The first volume of Georg Braun and Frans Hogenberg's Civitates orbis terrarum was published in 1572 in Antwerp and Cologne. The first major town atlas of its kind, the Civitates was published by the Flemish map engraver Filips Galle. Galle was a friend of the great printer Christophe Plantin, to whom he sold the town atlas for resale. Only one volume of the atlas was planned for publication but the success of its sales led to the publication of further parts. In total, the atlas includes 363 plans, views and profiles of towns in Europe, Africa, Asia and America.
Vivid cartoons of local inhabitants give context to the maps but also provide a glimpse into citizens’ daily lives. According to the authors, the purpose of these figures is political: to prevent the Turks from gleaning strategic information from the maps, as they were forbidden by their religion to look upon depictions of humans.

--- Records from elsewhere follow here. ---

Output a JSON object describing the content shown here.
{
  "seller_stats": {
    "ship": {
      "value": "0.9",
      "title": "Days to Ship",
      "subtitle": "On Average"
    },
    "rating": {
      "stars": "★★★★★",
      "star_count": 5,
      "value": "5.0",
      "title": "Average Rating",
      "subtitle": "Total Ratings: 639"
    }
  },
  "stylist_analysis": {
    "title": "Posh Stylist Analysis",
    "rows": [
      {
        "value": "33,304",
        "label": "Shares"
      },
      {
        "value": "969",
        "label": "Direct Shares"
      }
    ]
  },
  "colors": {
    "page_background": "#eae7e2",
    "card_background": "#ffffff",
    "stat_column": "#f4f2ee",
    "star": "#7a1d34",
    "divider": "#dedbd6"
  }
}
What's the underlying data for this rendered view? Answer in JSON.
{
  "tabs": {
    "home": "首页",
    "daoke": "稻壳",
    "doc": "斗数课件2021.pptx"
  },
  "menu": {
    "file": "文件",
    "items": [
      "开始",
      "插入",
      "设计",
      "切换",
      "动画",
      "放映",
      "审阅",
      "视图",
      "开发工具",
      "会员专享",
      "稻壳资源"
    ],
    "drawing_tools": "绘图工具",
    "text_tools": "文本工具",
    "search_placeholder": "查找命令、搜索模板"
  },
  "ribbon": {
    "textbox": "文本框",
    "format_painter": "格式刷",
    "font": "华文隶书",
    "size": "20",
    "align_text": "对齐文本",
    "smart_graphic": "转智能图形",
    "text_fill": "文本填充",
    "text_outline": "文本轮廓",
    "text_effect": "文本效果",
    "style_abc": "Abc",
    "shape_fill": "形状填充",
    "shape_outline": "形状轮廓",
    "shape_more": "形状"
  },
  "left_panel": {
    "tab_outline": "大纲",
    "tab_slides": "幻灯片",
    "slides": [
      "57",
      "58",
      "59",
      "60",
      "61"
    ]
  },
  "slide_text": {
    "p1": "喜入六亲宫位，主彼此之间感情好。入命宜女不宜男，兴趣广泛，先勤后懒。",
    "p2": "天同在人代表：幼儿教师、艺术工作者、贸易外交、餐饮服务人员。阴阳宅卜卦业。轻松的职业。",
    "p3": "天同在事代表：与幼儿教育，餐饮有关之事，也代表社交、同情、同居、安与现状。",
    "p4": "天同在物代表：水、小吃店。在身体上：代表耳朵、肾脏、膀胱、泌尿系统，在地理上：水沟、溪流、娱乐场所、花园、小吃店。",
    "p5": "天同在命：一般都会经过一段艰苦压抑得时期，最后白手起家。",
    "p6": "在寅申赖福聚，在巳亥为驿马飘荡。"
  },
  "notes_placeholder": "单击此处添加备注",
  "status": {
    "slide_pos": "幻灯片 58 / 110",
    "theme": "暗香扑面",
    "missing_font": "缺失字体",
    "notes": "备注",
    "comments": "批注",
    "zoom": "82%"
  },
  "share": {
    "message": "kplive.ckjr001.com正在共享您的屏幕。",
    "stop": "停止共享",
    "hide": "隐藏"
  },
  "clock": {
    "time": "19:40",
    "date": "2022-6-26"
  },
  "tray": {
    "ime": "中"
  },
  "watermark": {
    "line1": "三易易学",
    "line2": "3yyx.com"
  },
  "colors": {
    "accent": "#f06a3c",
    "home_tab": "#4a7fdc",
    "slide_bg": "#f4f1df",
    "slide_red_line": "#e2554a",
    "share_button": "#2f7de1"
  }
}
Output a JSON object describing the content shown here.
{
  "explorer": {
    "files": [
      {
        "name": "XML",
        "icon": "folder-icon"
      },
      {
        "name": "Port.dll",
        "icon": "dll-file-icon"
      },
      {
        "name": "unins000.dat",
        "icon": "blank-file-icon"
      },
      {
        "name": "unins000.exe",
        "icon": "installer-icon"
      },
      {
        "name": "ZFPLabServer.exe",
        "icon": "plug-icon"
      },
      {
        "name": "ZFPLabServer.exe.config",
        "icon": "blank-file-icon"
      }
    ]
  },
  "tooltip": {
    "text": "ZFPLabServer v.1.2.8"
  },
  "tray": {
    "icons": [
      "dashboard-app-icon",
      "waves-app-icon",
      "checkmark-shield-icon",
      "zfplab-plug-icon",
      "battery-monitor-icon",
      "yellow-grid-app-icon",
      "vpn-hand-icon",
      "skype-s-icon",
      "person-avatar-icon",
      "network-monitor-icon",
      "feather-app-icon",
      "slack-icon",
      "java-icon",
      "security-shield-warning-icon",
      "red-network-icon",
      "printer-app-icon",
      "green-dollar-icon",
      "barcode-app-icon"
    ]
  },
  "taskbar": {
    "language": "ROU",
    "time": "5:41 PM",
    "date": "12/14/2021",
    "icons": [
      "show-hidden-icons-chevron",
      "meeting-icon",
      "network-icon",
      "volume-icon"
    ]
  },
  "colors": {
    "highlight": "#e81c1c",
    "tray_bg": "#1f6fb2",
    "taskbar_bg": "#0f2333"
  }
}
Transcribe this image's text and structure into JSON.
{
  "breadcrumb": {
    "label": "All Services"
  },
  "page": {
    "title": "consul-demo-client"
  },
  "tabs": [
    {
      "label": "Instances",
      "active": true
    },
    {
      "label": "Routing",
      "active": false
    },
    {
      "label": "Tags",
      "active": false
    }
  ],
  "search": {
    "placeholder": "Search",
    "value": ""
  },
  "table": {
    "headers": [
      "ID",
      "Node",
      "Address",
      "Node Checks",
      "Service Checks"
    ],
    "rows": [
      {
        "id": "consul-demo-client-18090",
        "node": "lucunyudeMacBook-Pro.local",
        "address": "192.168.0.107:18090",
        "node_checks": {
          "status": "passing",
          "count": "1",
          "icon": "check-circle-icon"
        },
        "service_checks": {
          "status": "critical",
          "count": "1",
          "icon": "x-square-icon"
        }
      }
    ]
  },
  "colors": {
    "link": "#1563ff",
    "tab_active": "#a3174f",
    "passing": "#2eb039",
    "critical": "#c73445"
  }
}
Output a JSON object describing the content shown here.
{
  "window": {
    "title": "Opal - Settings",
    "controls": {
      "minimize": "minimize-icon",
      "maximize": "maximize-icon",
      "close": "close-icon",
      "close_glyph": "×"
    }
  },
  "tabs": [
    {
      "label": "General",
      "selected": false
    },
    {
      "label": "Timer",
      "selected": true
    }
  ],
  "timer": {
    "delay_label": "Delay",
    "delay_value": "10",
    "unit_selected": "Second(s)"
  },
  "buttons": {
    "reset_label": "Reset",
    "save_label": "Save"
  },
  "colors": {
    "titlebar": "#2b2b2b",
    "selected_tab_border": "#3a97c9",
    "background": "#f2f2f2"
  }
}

Author: Georg Braun
Title: Civitates orbis terrarum, liber primus (Antwerp, 1575)
Shelfmark: D.4.1 (catalogue record)